Each entry below should be echoed exactly, with pictures omitted.

== Segment start ==

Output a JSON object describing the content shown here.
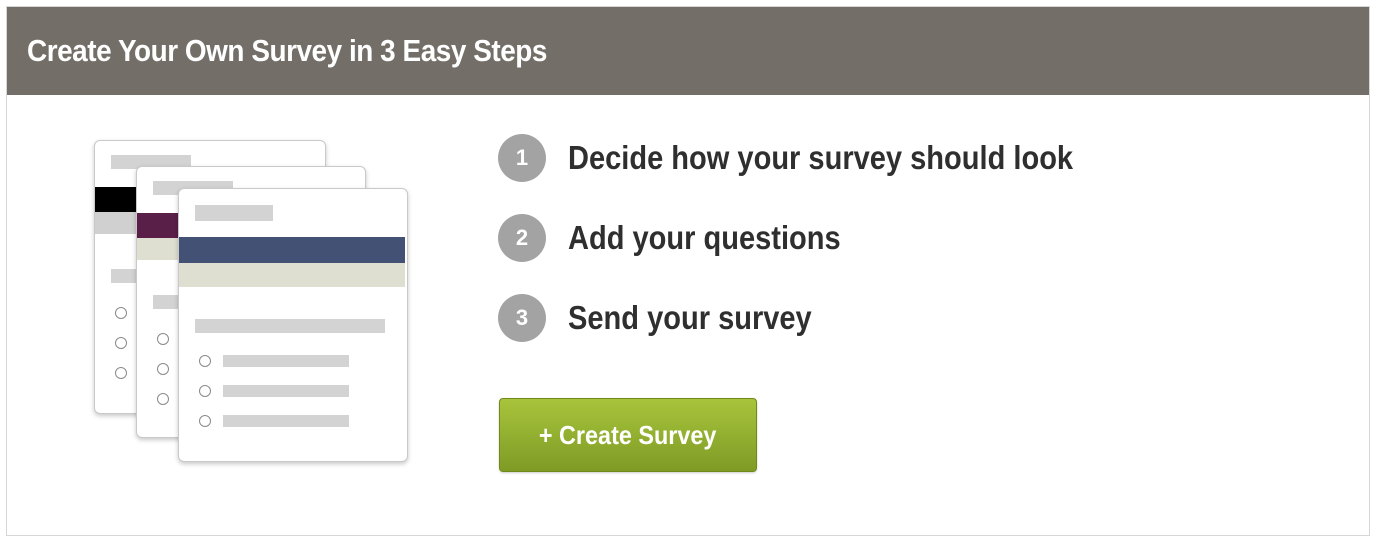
{
  "header": {
    "title": "Create Your Own Survey in 3 Easy Steps"
  },
  "illustration": {
    "name": "survey-cards-illustration",
    "accent_colors": [
      "#000000",
      "#5a1f49",
      "#435274"
    ]
  },
  "steps": [
    {
      "number": "1",
      "text": "Decide how your survey should look"
    },
    {
      "number": "2",
      "text": "Add your questions"
    },
    {
      "number": "3",
      "text": "Send your survey"
    }
  ],
  "actions": {
    "create_label": "+ Create Survey"
  },
  "colors": {
    "header_bg": "#736f68",
    "button": "#94b031",
    "step_badge": "#a3a3a3"
  }
}
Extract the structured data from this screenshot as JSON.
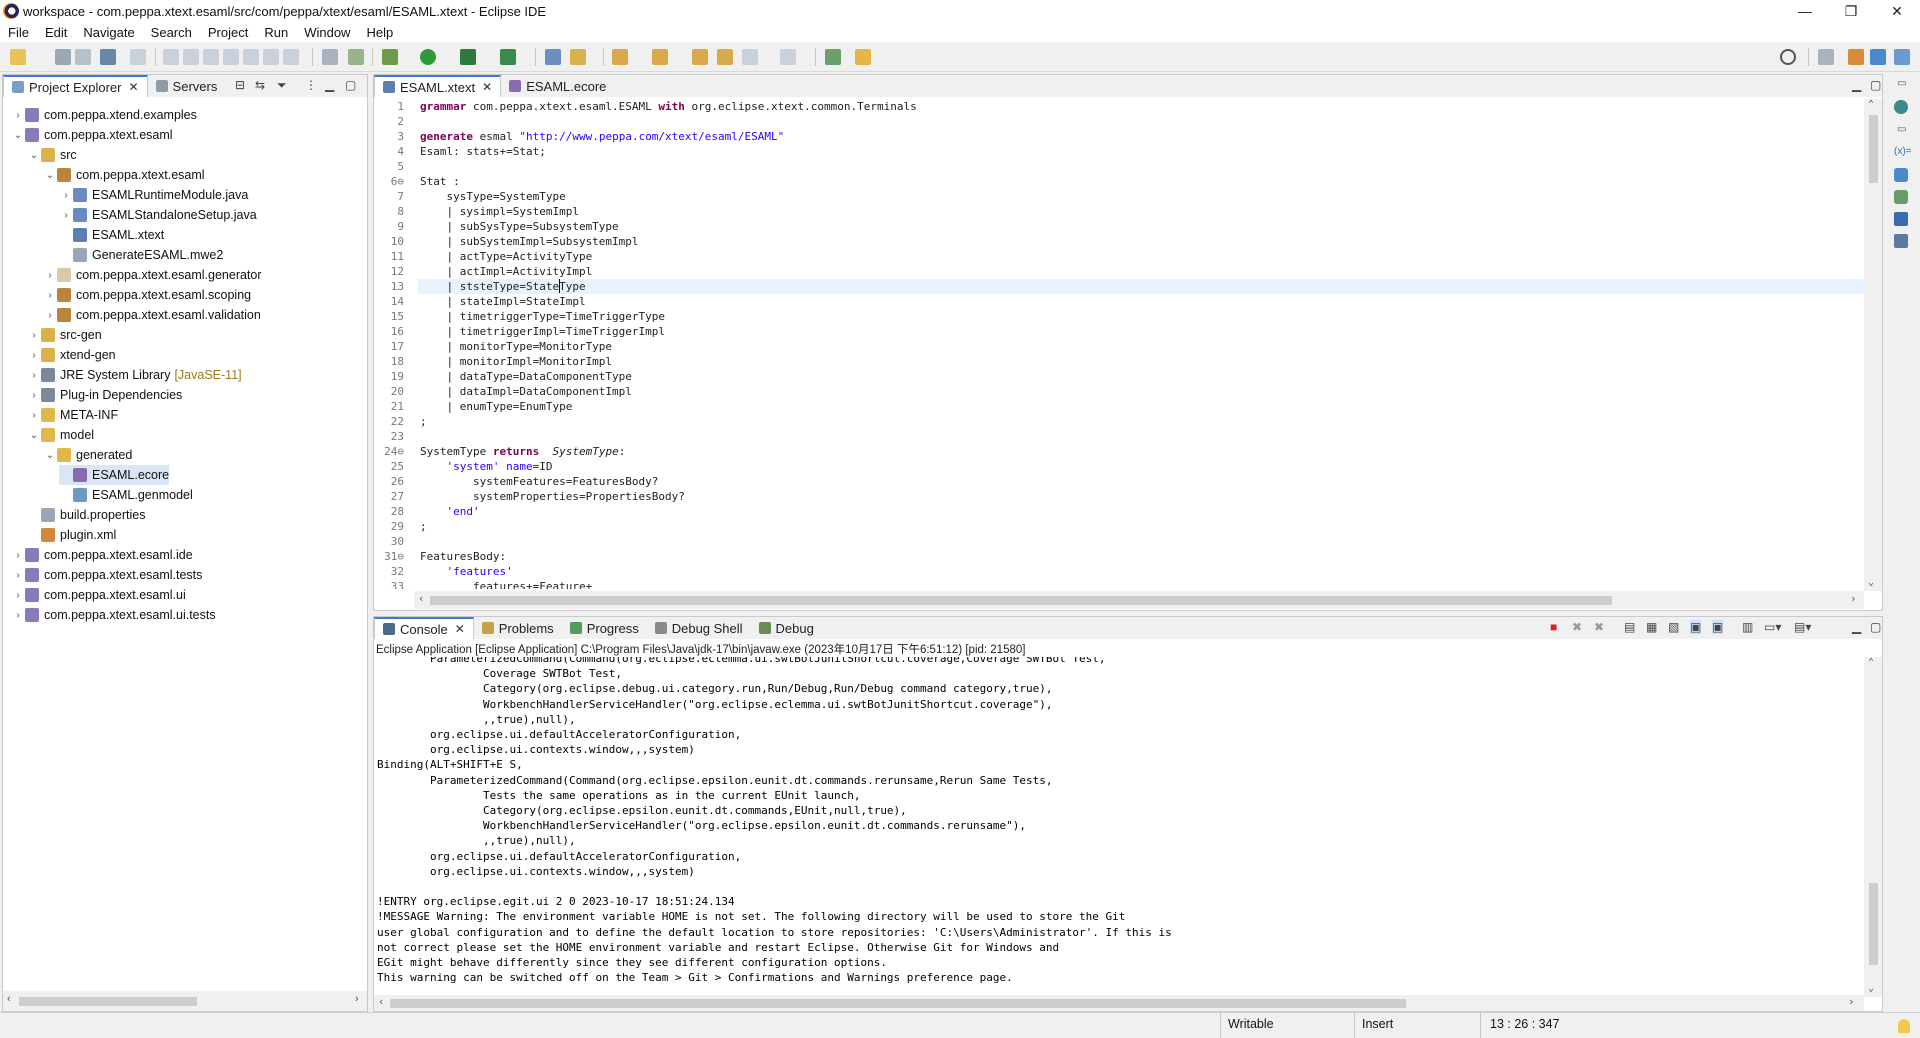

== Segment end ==

--- SOLUTION BELOW ---
Output a JSON object describing the content shown here.
{
  "header": {
    "title": "Create Your Own Survey in 3 Easy Steps"
  },
  "illustration": {
    "name": "survey-cards-illustration",
    "accent_colors": [
      "#000000",
      "#5a1f49",
      "#435274"
    ]
  },
  "steps": [
    {
      "number": "1",
      "text": "Decide how your survey should look"
    },
    {
      "number": "2",
      "text": "Add your questions"
    },
    {
      "number": "3",
      "text": "Send your survey"
    }
  ],
  "actions": {
    "create_label": "+ Create Survey"
  },
  "colors": {
    "header_bg": "#736f68",
    "button": "#94b031",
    "step_badge": "#a3a3a3"
  }
}
Extract the structured data from this screenshot as JSON.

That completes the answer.